It’s clear he “has this incredible story to tell,” one long-time friend, speaking on condition of anonymity, said last week. “I think, at some point, he’ll tell it.”
For now, the friend said, Wildstein seems to be happy being able to share his observations about the world. His insights can be a “huge asset from a historical perspective,” the friend said, calling him a “walking encyclopedia” for New Jersey politics.
Before he ended up at the Port Authority, Wildstein — who’s had a hand in a family business that manufactures door mats and other textiles — founded the blog PoliticsNJ.com. Using the pseudonym “Wally Edge,” a long-dead governor, he broke story after story of political intrigue. Some of the state’s most powerful residents spilled the beans in anonymous chat sessions on AOL Instant Messenger, records Wildstein meticulous preserved and still controls.
He eventually transformed his site into a real news operation, hiring a number of reporters, including Steve Kornacki, now at MSNBC. In 2007, he sold the site to 26-year-old Jared Kushner, now President Donald Trump’s son-in-law, who brought it under the umbrella of the Observer Media Group as PolitickerNJ.com. Wildstein continued to run the site for several years.
After Christie was elected governor, Wildstein took the leap to the Port Authority, working under Bill Baroni, the deputy executive director. Wildstein testified they worked daily to advance the governor’s agenda and used the agency — a $7 billion operation that controls airports, bridges, tunnels and shipping terminals — to score political points.

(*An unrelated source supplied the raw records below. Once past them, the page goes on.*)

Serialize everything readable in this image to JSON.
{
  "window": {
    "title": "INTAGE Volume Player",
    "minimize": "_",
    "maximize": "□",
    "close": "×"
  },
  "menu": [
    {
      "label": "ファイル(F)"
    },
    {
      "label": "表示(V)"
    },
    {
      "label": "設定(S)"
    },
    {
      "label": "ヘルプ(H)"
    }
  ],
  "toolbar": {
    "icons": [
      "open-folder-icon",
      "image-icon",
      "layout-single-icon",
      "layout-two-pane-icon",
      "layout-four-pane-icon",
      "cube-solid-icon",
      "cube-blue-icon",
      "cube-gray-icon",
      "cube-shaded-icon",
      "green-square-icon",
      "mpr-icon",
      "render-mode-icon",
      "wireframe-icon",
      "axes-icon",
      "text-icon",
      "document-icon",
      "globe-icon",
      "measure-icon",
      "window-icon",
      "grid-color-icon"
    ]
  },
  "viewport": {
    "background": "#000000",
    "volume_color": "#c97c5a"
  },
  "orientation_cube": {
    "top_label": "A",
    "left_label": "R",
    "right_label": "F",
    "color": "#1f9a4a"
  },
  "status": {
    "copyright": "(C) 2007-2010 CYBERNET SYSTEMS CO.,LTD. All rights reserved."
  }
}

The rest is history. Baroni and Bridget Anne Kelly, a deputy chief of staff to the governor, were convicted last year after Wildstein spent days testifying against them. They are both appealing their convictions after receiving prison sentences earlier this year.
Wildstein’s open social media presence took some by surprise. At the Port Authority, which is underdoing a leadership shakeup, staffers have passed around Wildstein’s tweets in recent weeks.
Even before Bridgegate, Wildstein didn’t have a great reputation at the Port, viewed by some as a master of dark political arts. He was said to scare some rank-and-file workers. He bought domains that carried the names of some of his colleagues.
“He can’t stay away from the internet, I guess,” said one former colleague.
Patrick Foye, the Port’s outgoing executive director and a Cuomo appointee, testified during the Bridgegate trial that some suspected Wildstein had been tapping their phone calls. Wildstein denied it.
It was Foye who ended the lane closures at the bridge after learning of the traffic jams they had caused. Foye has been among Wildstein’s online targets.
“Not exactly where I would send him,” Wildstein tweeted after POLITICO reported that Foye was headed to the Metropolitan Transportation Authority.
Last month, after the MTA said it would investigate why a train was held in a station before a press conference with New York Mayor Bill de Blasio, Wildstein brought things back around to his own scandal.
“This is how these things start,” he wrote. “Flack denial, then internal probe plege. Truth comes with journalists remaining dogged. #traingate?”
New Jersey state Sen. Loretta Weinberg, the Democratic majority leader and co-chair of a committee that investigated Bridgegate, said it doesn’t bother her that Wildstein’s walking free and speaking his mind. “He certainly paid a price for this stupid and bizarre move,” she said.
“He kind of, I guess, can’t resist the urge to conjure up his old persona before he got involved directly in the Christie administration,” Weinberg said. “I would guess that he’s going back to his happier days.”
Dana Rubinstein contributed to this report.